And then we get into this current situation where people think that people saying “I matter as an individual human being” is buying into the white system of individualism. And all I can think is… I don’t want any part of any community that fundamentally wants to tell me that I, as individual human, do not matter. Or that I matter less than the community, such that if the situation arises where they/the community needs to pick between protecting the community or supporting me, that I’ll be sacrificed without a second thought and not a single twinge of remorse.
Note: what I’m not saying is that I think that the community ought to be sacrificed for my sake or that I as an individual matter more than the community. Not true…
But I don’t see how some people don’t get that what they say entails that individuals don’t matter (or matter enough) in the community.
And then this only gets me to thinking:
Okay… but then who is the first to be sacrificed in the name of the community? How does this framing of ~community~ necessarily leave people out of the community who’ve been told all their lives that there are part of the community? Why are people so concerned with not only gatekeeping the community itself but the notion of what gets to count as a community?
While dealing with complexity is harder and messier, this is the space we need to be in.
I’m done with ‘communities’ until I see more nuanced discussions about the role of individuals within collective communities.
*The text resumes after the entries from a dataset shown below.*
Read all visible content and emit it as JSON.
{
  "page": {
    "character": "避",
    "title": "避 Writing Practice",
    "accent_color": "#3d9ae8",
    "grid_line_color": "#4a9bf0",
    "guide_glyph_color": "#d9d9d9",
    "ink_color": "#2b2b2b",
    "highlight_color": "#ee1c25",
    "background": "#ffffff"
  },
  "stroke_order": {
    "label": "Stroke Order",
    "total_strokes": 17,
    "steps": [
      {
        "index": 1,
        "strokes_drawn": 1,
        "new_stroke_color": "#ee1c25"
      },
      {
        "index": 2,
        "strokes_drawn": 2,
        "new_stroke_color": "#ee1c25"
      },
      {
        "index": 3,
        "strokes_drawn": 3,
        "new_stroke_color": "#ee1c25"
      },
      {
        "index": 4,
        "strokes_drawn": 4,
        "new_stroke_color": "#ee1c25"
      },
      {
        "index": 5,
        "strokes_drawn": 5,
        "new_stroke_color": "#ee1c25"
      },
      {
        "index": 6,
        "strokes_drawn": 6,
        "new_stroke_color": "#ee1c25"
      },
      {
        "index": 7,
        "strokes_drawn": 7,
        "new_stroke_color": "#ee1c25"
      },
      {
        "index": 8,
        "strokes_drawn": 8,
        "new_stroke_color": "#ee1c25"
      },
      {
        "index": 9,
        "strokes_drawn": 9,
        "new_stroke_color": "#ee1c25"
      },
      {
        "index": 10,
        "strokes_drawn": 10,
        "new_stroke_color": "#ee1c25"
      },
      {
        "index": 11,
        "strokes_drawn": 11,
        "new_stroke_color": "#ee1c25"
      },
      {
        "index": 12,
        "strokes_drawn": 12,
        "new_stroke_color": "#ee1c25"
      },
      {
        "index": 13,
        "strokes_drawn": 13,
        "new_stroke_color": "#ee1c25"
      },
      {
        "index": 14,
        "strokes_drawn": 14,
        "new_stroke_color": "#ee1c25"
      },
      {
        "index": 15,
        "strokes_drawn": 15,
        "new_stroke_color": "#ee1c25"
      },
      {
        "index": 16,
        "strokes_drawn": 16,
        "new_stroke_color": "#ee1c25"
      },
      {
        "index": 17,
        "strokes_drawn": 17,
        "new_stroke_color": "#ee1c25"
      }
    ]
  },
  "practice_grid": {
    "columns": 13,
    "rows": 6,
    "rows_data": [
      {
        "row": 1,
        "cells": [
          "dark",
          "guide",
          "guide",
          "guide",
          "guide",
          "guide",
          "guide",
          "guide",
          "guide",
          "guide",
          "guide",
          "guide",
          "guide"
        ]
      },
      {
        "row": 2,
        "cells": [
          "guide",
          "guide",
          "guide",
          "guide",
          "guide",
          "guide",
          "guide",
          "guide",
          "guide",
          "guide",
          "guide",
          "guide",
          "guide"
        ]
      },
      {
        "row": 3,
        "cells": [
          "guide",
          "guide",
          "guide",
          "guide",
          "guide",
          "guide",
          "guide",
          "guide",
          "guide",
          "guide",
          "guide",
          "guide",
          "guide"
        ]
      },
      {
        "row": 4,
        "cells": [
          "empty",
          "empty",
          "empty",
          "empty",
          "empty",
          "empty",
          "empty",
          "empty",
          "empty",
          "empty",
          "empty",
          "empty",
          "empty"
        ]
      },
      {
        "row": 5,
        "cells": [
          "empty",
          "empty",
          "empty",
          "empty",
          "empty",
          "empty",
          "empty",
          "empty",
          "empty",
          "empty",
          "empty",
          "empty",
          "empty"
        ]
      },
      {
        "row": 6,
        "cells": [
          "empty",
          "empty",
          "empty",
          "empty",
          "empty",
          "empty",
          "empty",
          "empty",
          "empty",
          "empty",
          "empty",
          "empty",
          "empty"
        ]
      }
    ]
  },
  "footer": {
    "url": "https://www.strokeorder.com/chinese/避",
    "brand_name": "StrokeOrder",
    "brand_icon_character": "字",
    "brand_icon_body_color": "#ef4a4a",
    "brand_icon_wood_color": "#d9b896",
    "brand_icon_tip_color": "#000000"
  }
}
One thing that I’ve learned from the HT/collective and the ensuing discussion is that a lot of ppl’s conception of ‘community’ legitimately terrifies me.
At this point, I claim membership to zero communities and no communities are allowed to claim me.
The sad thing is, is that I know no one will miss my absence… bc I now realize that I was never included in the first place. I mean. According to some people, my disabilities make it impossible for me to be involved within any ~real~ community since a lot of what I do is online.
And life goes on.
By ‘ensuing discussion’ I not only mean from the women involved in #thistweetcalledmyback but also the criticisms of it (and, yes, I’ve been reading them).↩
I guess ‘activities’ is neutral enough for now.↩
This last point is pretty important giving the way that some people have been framing critiques of the HT/collective by saying they don’t support considering people ‘disposible’ — even though I don’t ever really see anyone actually elucidating on what they actualky mean by this claim. The claim that ‘the ~work~ is more important than you’ is a claim that you are disposible, if the work requires it. ↩
And, tbh, the notion of a purely collectivist community where the ~work~ matters more than me is terrifying. This honest to god just sounds like hegemony to me. And, in my experience, it feels that way to. ↩